| Problem description |
Read the data below. Every line holding the string "link" must be copied.

(App and web page records)
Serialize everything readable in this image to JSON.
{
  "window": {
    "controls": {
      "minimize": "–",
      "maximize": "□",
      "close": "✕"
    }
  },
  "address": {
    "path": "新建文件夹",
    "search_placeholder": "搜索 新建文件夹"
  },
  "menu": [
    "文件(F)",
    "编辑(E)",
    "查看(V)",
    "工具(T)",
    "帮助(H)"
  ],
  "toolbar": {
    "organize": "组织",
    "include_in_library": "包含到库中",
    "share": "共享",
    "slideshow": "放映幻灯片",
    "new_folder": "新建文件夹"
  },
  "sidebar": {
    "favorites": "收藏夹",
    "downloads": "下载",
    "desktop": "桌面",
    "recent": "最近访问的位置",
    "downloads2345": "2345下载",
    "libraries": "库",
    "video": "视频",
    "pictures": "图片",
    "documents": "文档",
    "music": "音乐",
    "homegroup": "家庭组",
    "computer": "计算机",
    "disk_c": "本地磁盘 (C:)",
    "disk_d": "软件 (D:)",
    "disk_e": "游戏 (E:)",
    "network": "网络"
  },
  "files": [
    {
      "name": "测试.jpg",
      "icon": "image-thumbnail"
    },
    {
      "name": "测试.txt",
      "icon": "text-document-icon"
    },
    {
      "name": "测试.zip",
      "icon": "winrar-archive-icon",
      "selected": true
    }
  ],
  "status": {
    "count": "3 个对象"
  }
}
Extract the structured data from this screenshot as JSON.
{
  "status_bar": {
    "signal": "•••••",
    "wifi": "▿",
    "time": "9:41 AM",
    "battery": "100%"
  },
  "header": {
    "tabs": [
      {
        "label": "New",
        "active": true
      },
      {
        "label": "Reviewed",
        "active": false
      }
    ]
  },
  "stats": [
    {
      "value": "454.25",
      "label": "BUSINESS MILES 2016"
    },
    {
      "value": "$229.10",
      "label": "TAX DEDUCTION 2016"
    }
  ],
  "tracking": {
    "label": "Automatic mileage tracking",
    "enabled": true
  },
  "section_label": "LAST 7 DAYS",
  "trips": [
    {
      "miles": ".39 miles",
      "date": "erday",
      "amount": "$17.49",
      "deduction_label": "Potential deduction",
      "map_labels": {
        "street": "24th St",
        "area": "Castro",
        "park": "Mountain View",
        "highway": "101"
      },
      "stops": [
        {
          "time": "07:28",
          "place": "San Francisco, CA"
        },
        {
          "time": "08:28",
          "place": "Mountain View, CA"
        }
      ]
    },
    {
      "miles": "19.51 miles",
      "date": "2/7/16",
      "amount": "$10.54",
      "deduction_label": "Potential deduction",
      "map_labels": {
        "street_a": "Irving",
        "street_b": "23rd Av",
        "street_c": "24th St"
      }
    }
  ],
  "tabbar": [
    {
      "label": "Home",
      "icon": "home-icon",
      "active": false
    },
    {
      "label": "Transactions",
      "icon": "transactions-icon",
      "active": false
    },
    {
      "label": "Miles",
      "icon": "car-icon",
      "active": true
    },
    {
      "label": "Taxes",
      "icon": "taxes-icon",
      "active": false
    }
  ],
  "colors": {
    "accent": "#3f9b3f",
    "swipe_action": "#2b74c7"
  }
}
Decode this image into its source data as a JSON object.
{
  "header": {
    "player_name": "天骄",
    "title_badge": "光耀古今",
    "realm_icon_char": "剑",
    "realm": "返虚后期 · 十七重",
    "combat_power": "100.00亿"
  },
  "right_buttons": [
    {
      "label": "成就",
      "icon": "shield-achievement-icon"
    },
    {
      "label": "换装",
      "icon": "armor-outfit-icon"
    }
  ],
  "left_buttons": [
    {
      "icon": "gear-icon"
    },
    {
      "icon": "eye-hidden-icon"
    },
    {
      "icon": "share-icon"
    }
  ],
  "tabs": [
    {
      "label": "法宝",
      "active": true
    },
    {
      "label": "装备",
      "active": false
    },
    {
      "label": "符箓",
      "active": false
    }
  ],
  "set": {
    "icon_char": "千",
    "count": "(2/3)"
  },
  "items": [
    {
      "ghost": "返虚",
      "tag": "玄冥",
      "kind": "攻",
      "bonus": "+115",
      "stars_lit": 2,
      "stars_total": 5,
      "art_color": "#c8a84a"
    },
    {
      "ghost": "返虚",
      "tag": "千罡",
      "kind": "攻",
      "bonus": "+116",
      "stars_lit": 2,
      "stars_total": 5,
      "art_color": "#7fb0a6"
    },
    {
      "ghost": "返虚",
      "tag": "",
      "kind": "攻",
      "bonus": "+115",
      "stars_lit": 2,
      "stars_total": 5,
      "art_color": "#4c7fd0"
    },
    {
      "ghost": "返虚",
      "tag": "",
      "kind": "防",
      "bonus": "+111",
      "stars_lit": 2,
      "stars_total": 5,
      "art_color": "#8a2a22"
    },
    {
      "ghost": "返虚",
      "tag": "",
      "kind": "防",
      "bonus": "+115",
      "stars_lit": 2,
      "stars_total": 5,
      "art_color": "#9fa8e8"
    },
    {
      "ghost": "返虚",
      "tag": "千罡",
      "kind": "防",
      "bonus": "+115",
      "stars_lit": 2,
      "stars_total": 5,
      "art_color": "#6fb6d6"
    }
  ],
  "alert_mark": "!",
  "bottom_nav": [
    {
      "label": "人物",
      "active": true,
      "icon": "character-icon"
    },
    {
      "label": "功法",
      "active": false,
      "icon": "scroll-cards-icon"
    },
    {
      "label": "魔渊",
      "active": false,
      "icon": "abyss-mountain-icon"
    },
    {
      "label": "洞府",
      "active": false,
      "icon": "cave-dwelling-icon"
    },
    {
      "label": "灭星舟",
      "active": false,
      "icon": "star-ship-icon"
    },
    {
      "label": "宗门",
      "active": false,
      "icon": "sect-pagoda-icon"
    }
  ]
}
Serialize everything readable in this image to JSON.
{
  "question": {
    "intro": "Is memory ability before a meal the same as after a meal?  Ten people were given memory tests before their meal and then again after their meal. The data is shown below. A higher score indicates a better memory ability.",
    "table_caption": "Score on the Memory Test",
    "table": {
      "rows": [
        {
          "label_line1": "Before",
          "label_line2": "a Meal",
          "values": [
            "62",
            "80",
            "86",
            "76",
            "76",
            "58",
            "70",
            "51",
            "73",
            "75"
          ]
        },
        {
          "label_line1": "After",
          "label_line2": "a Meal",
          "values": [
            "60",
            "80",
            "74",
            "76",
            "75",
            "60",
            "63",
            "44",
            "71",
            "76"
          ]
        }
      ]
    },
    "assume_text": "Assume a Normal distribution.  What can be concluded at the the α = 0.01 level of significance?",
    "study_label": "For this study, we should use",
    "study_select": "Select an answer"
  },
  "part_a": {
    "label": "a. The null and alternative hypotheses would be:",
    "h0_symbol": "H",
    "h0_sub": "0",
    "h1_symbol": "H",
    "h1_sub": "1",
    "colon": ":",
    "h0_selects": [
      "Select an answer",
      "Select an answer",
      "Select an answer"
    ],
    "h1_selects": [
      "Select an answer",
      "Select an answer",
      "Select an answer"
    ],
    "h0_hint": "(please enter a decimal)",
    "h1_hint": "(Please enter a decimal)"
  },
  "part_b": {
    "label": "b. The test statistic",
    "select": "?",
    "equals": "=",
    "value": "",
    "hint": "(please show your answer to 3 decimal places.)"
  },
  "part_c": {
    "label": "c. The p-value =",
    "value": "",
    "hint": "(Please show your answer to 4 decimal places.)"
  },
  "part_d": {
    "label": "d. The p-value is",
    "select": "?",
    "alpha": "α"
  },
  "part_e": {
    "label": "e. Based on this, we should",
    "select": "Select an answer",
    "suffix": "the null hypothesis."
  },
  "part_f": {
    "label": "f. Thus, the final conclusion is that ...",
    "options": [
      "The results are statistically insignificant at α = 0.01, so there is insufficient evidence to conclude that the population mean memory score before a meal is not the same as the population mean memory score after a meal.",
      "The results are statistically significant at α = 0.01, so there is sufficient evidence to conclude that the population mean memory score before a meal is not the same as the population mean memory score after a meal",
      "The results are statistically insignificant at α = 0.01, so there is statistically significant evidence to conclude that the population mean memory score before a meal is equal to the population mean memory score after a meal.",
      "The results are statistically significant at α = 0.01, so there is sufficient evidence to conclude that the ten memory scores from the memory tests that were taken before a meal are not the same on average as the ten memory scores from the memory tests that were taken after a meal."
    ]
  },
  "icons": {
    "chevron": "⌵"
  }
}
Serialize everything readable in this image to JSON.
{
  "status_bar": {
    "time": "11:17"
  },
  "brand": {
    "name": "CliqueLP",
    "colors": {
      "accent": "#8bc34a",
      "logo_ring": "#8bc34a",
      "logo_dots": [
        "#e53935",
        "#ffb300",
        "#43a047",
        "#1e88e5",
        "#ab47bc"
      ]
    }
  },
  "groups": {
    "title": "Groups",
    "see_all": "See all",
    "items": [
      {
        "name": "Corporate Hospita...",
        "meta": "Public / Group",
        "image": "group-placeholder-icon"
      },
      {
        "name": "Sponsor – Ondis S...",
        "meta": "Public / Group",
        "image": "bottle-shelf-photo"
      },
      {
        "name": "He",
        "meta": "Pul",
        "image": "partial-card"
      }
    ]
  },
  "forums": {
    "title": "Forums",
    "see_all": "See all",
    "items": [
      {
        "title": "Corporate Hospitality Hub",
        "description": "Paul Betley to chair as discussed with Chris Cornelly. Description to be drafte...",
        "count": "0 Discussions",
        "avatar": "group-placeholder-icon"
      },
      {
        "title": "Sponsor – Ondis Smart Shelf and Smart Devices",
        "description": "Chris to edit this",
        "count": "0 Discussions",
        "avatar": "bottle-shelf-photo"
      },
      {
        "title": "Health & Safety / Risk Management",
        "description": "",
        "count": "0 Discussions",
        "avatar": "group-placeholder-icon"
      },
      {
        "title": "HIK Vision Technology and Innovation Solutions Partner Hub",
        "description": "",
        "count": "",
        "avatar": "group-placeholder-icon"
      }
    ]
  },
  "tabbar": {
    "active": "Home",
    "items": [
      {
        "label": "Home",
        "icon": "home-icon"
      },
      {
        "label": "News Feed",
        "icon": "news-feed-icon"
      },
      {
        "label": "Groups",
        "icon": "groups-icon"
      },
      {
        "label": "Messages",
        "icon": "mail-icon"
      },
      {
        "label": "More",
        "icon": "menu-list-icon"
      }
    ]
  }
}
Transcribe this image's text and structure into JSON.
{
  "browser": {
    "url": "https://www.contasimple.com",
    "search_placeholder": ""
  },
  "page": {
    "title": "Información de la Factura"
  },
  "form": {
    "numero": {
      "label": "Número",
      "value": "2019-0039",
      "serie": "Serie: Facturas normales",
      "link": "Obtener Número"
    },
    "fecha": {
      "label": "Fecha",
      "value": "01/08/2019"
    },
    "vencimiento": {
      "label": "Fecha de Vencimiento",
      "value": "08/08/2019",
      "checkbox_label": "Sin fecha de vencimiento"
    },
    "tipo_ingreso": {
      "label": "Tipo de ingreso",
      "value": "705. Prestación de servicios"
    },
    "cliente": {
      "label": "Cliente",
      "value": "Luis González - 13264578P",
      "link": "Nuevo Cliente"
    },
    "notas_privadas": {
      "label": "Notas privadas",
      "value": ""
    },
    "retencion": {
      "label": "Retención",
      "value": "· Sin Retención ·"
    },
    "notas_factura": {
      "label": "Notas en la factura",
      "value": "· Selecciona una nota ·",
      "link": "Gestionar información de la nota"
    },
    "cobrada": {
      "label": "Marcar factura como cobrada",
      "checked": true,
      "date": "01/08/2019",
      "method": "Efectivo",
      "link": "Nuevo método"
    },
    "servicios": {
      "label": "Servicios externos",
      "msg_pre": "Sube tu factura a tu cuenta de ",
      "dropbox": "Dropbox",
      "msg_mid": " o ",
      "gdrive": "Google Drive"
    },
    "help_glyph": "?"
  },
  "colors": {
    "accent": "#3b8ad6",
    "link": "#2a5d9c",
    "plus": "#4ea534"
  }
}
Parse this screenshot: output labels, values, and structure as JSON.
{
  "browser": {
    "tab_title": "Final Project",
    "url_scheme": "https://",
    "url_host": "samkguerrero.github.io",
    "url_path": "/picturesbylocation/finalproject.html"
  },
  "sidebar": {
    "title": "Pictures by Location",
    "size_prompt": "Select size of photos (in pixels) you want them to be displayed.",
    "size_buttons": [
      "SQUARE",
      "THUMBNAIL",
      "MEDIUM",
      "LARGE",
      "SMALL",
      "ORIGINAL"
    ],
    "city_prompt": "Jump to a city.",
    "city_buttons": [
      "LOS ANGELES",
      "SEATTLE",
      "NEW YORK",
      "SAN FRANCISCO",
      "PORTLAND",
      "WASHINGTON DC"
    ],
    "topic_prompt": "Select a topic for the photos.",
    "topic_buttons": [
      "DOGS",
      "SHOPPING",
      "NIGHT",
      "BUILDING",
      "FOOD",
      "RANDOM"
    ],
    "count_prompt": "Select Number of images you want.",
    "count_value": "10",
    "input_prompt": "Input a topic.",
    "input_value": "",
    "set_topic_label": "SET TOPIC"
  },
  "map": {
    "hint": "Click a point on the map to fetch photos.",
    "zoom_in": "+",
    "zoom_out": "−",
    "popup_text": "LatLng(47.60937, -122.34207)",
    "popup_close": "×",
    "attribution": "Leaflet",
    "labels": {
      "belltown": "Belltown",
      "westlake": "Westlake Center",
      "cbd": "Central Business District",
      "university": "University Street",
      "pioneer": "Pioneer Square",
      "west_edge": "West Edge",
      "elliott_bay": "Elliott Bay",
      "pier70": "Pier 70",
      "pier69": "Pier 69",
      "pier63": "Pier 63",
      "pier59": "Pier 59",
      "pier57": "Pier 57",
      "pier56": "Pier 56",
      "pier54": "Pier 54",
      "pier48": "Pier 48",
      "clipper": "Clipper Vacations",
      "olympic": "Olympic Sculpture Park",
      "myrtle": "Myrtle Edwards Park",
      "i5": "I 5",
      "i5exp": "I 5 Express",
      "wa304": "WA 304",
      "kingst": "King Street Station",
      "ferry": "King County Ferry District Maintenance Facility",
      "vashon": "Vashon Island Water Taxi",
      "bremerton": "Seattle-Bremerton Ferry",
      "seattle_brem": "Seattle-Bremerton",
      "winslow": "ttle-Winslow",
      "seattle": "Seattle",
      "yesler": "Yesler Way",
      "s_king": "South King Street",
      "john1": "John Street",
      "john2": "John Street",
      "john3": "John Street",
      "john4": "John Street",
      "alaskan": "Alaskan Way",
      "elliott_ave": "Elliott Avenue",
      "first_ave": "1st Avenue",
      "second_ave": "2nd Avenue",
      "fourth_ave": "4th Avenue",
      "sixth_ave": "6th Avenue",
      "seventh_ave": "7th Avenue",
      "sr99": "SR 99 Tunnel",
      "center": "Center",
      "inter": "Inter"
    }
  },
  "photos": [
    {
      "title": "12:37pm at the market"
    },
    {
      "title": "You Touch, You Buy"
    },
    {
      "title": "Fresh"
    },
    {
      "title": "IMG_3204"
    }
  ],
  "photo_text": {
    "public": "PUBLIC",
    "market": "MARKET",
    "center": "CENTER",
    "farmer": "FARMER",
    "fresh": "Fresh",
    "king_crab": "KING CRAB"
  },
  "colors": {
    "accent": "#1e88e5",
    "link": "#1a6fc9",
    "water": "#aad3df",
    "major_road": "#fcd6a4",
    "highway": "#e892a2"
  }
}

| Answer box |
      "link": "Obtener Número"
      "link": "Nuevo Cliente"
      "link": "Gestionar información de la nota"
      "link": "Nuevo método"
    "link": "#2a5d9c",
    "link": "#1a6fc9",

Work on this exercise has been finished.